Many people love to say they like “Natural or organic”, yet they barely know the difference between them. In order to consider yourself a conscientious ”green” consumer or member of a “green” brand, one needs to be aware of the many issues and accreditations that give merit to a “green” product or brand.

Below are just a few seals, issues, and accreditations that one should be familiar with and understand their differences in order to be conscientious about the “green” industry!


Surely you recognize this green-and-white label, and it means the exact same thing on beauty products as it does on food: 95 percent of the ingredients meet USDA National Organic Program standards. Although it may be the most familiar seal, it’s also the most difficult for beauty companies to earn because it was developed for foods and drinks.

This relatively new organic label was developed specifically for personal care products. It indicates that a product contains at least 70 percent organic content, including ingredients certified to European organic standards, which are now more consistent with U.S. standards. It allows for some chemical processes typical of personal care manufacturing that the USDA Organic certification does not.


Natural certifications do exist for personal care products, unlike food. Products that earn the Natural Products Association Natural Seal contain at least 95 percent “truly natural” ingredients (derived from natural sources) and are free of ingredients with any suspected human health risks. It allows non-natural ingredients only with no speculated health issues and no viable natural alternatives.


Do you care about the treatment of the farmers behind your products and about international social and economic development? Fair-trade-certified ingredients must meet various criteria focused on these issues. As part of Fair Trade USA’s composite program, fair-trade personal care products must include 20 percent fair-trade ingredients to obtain this label.


You may be most familiar with Fair Trade USA’s label, but there’s another to look for: The Institute for Market-ecology (IMO) Fair for Life Fair Trade certification indicates that at least half of the product’s ingredients (excluding water) are non-aqueous, non-juice fair-trade ingredients.
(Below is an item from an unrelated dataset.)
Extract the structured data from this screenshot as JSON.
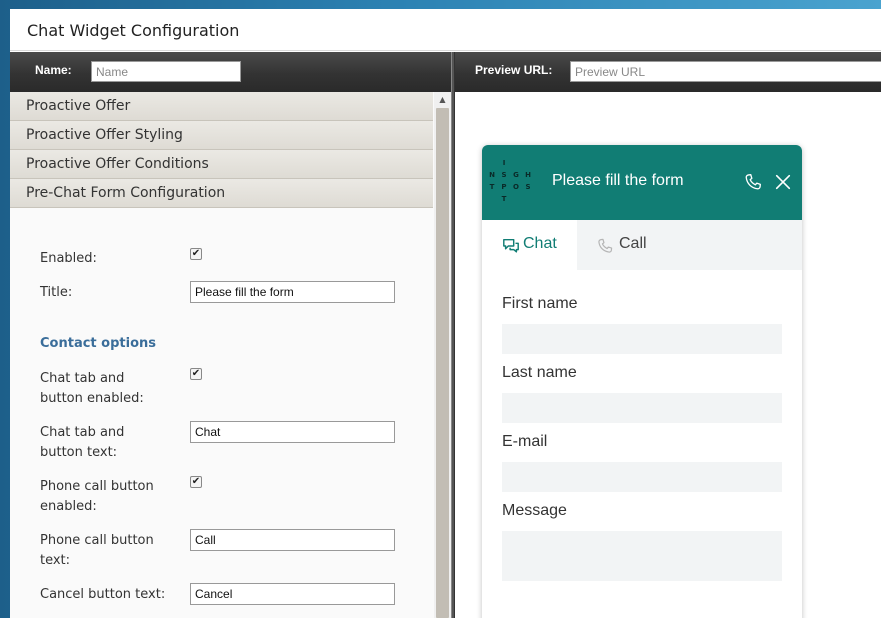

Products with at least 15 percent fair-trade elements are labeled “Made with Fair for Life Fair Trade Ingredients.”


Developed by eight national animal protection groups that form the Coalition for Consumer Information on Cosmetics, this label indicates that a company uses no animal testing in any product development stage, including at the raw-ingredient level.